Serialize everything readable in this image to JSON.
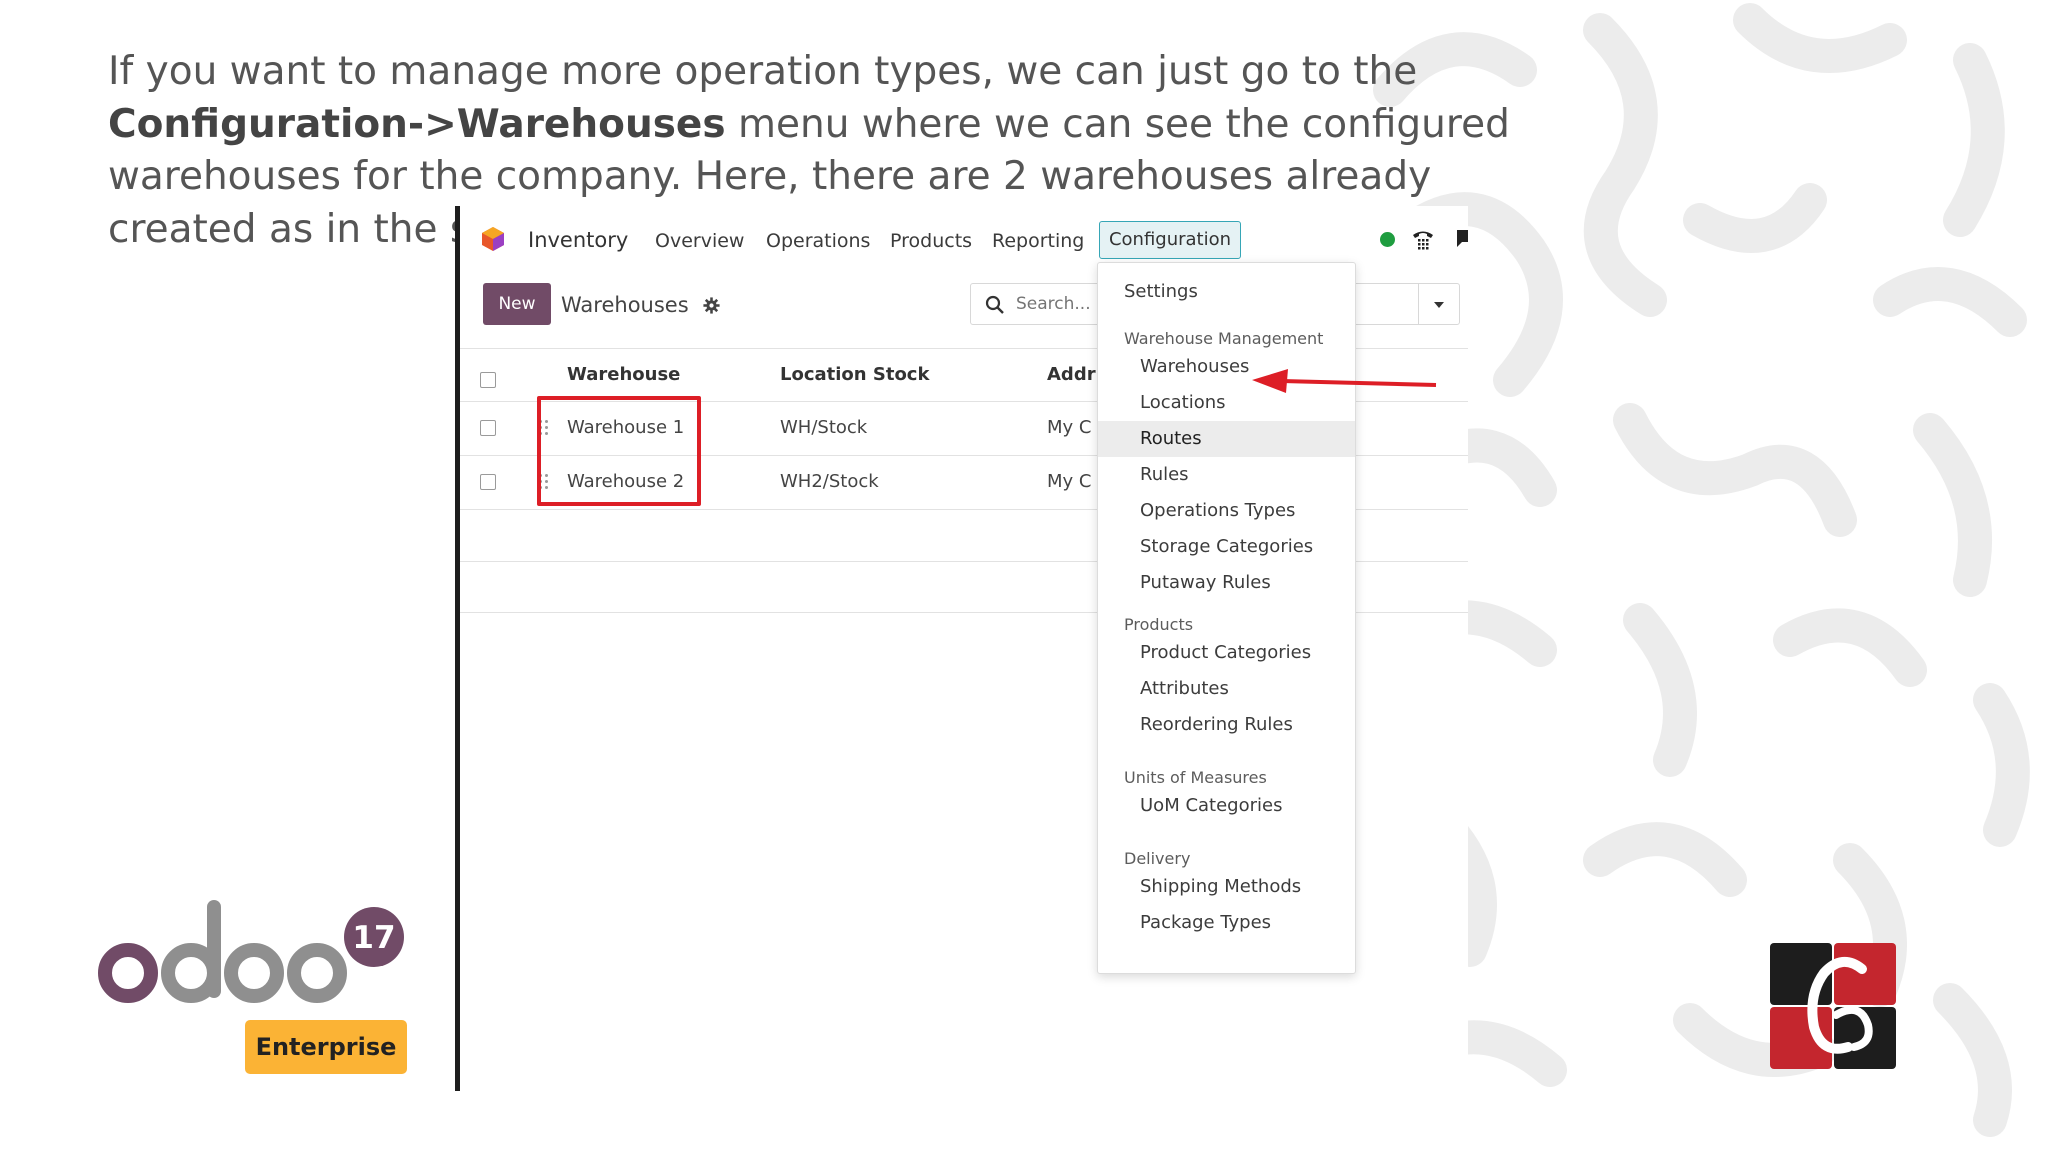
{
  "intro": {
    "part1": "If you want to manage more operation types, we can just go to the",
    "bold": "Configuration->Warehouses",
    "part2": "menu where we can see the configured warehouses for the company. Here, there are 2 warehouses already created as in the screenshot."
  },
  "app": {
    "name": "Inventory",
    "nav": [
      "Overview",
      "Operations",
      "Products",
      "Reporting",
      "Configuration"
    ]
  },
  "toolbar": {
    "new_label": "New",
    "view_title": "Warehouses",
    "search_placeholder": "Search..."
  },
  "table": {
    "columns": [
      "Warehouse",
      "Location Stock",
      "Addr"
    ],
    "rows": [
      {
        "warehouse": "Warehouse 1",
        "location_stock": "WH/Stock",
        "address": "My C"
      },
      {
        "warehouse": "Warehouse 2",
        "location_stock": "WH2/Stock",
        "address": "My C"
      }
    ]
  },
  "dropdown": {
    "settings": "Settings",
    "sections": [
      {
        "header": "Warehouse Management",
        "items": [
          "Warehouses",
          "Locations",
          "Routes",
          "Rules",
          "Operations Types",
          "Storage Categories",
          "Putaway Rules"
        ]
      },
      {
        "header": "Products",
        "items": [
          "Product Categories",
          "Attributes",
          "Reordering Rules"
        ]
      },
      {
        "header": "Units of Measures",
        "items": [
          "UoM Categories"
        ]
      },
      {
        "header": "Delivery",
        "items": [
          "Shipping Methods",
          "Package Types"
        ]
      }
    ],
    "hovered_item": "Routes"
  },
  "logo": {
    "version": "17",
    "edition": "Enterprise"
  },
  "colors": {
    "odoo_purple": "#714b67",
    "odoo_gray": "#8f8f8f",
    "badge_yellow": "#fbb335",
    "highlight_red": "#dd1e26",
    "status_green": "#1f9d40",
    "config_active_border": "#36a6b6"
  },
  "icons": {
    "app": "inventory-app-icon",
    "settings": "gear-icon",
    "search": "search-icon",
    "dropdown": "caret-down-icon",
    "status": "status-dot",
    "phone": "phone-icon",
    "chat": "chat-icon",
    "drag": "drag-handle-icon",
    "arrow": "red-arrow-icon"
  }
}
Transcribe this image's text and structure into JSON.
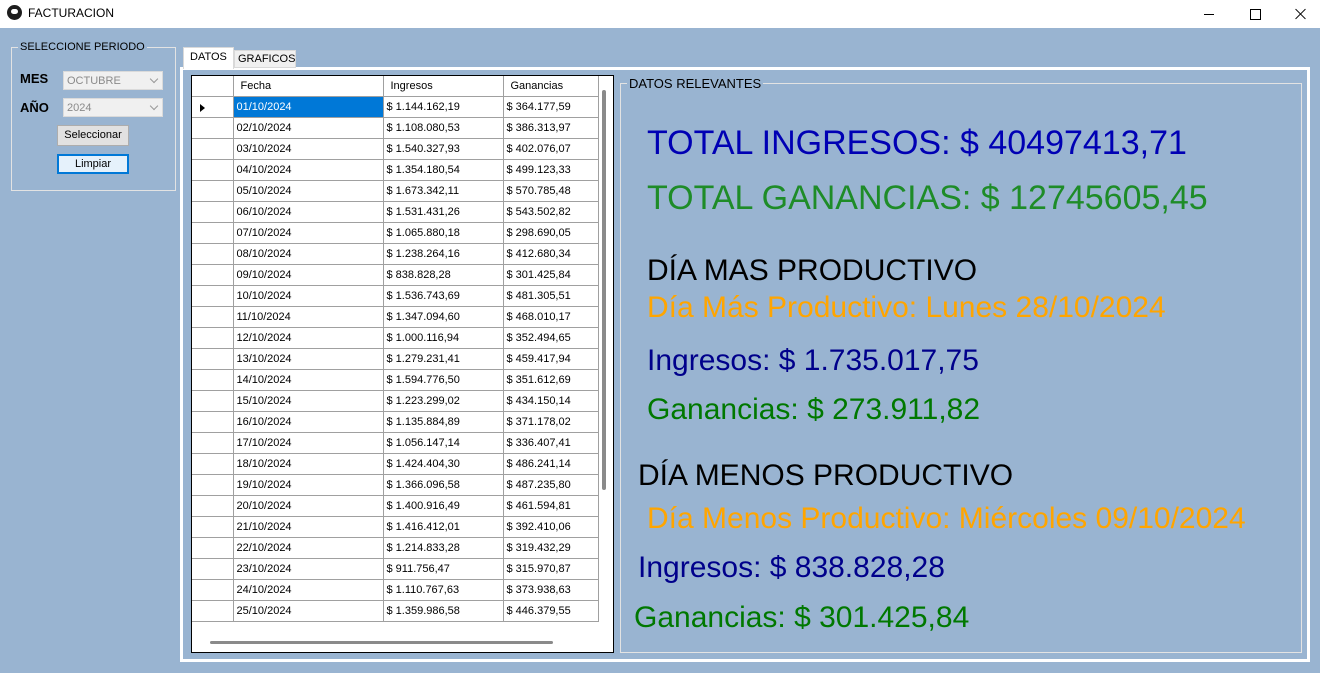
{
  "window": {
    "title": "FACTURACION"
  },
  "period": {
    "legend": "SELECCIONE PERIODO",
    "mes_label": "MES",
    "mes_value": "OCTUBRE",
    "anio_label": "AÑO",
    "anio_value": "2024",
    "select_button": "Seleccionar",
    "clear_button": "Limpiar"
  },
  "tabs": [
    {
      "label": "DATOS"
    },
    {
      "label": "GRAFICOS"
    }
  ],
  "table": {
    "columns": [
      "Fecha",
      "Ingresos",
      "Ganancias"
    ],
    "rows": [
      [
        "01/10/2024",
        "$ 1.144.162,19",
        "$ 364.177,59"
      ],
      [
        "02/10/2024",
        "$ 1.108.080,53",
        "$ 386.313,97"
      ],
      [
        "03/10/2024",
        "$ 1.540.327,93",
        "$ 402.076,07"
      ],
      [
        "04/10/2024",
        "$ 1.354.180,54",
        "$ 499.123,33"
      ],
      [
        "05/10/2024",
        "$ 1.673.342,11",
        "$ 570.785,48"
      ],
      [
        "06/10/2024",
        "$ 1.531.431,26",
        "$ 543.502,82"
      ],
      [
        "07/10/2024",
        "$ 1.065.880,18",
        "$ 298.690,05"
      ],
      [
        "08/10/2024",
        "$ 1.238.264,16",
        "$ 412.680,34"
      ],
      [
        "09/10/2024",
        "$ 838.828,28",
        "$ 301.425,84"
      ],
      [
        "10/10/2024",
        "$ 1.536.743,69",
        "$ 481.305,51"
      ],
      [
        "11/10/2024",
        "$ 1.347.094,60",
        "$ 468.010,17"
      ],
      [
        "12/10/2024",
        "$ 1.000.116,94",
        "$ 352.494,65"
      ],
      [
        "13/10/2024",
        "$ 1.279.231,41",
        "$ 459.417,94"
      ],
      [
        "14/10/2024",
        "$ 1.594.776,50",
        "$ 351.612,69"
      ],
      [
        "15/10/2024",
        "$ 1.223.299,02",
        "$ 434.150,14"
      ],
      [
        "16/10/2024",
        "$ 1.135.884,89",
        "$ 371.178,02"
      ],
      [
        "17/10/2024",
        "$ 1.056.147,14",
        "$ 336.407,41"
      ],
      [
        "18/10/2024",
        "$ 1.424.404,30",
        "$ 486.241,14"
      ],
      [
        "19/10/2024",
        "$ 1.366.096,58",
        "$ 487.235,80"
      ],
      [
        "20/10/2024",
        "$ 1.400.916,49",
        "$ 461.594,81"
      ],
      [
        "21/10/2024",
        "$ 1.416.412,01",
        "$ 392.410,06"
      ],
      [
        "22/10/2024",
        "$ 1.214.833,28",
        "$ 319.432,29"
      ],
      [
        "23/10/2024",
        "$ 911.756,47",
        "$ 315.970,87"
      ],
      [
        "24/10/2024",
        "$ 1.110.767,63",
        "$ 373.938,63"
      ],
      [
        "25/10/2024",
        "$ 1.359.986,58",
        "$ 446.379,55"
      ]
    ]
  },
  "relevant": {
    "legend": "DATOS RELEVANTES",
    "total_ingresos": "TOTAL INGRESOS: $ 40497413,71",
    "total_ganancias": "TOTAL GANANCIAS: $ 12745605,45",
    "best_heading": "DÍA MAS PRODUCTIVO",
    "best_day": "Día Más Productivo: Lunes 28/10/2024",
    "best_ingresos": "Ingresos: $ 1.735.017,75",
    "best_ganancias": "Ganancias: $ 273.911,82",
    "worst_heading": "DÍA MENOS PRODUCTIVO",
    "worst_day": "Día Menos Productivo: Miércoles 09/10/2024",
    "worst_ingresos": "Ingresos: $ 838.828,28",
    "worst_ganancias": "Ganancias: $ 301.425,84"
  },
  "colors": {
    "background": "#99b4d1",
    "selection": "#0078d7",
    "total_ingresos": "#0000b4",
    "total_ganancias": "#1e8c28",
    "day_label": "#ffa500"
  }
}
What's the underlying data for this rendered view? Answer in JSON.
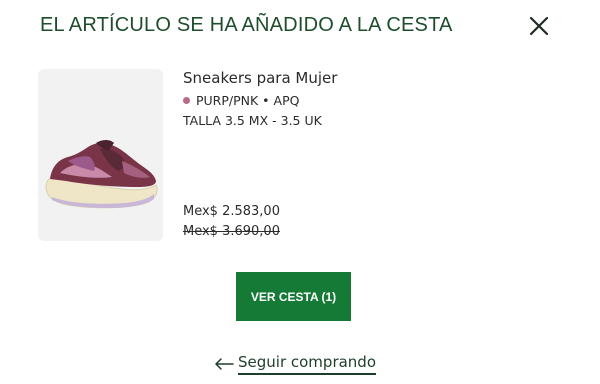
{
  "modal": {
    "title": "EL ARTÍCULO SE HA AÑADIDO A LA CESTA",
    "close_icon": "close-icon"
  },
  "product": {
    "name": "Sneakers para Mujer",
    "color_code": "PURP/PNK • APQ",
    "color_swatch": "#b86a86",
    "size": "TALLA 3.5 MX - 3.5 UK",
    "price": "Mex$ 2.583,00",
    "original_price": "Mex$ 3.690,00",
    "image_icon": "sneaker-image"
  },
  "actions": {
    "view_cart_label": "VER CESTA (1)",
    "continue_label": "Seguir comprando",
    "continue_icon": "arrow-left-icon"
  },
  "colors": {
    "title": "#1d4d2b",
    "button": "#157a36",
    "link": "#1d3e2a"
  }
}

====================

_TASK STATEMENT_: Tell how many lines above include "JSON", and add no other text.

_ANSWER SPACE_: 3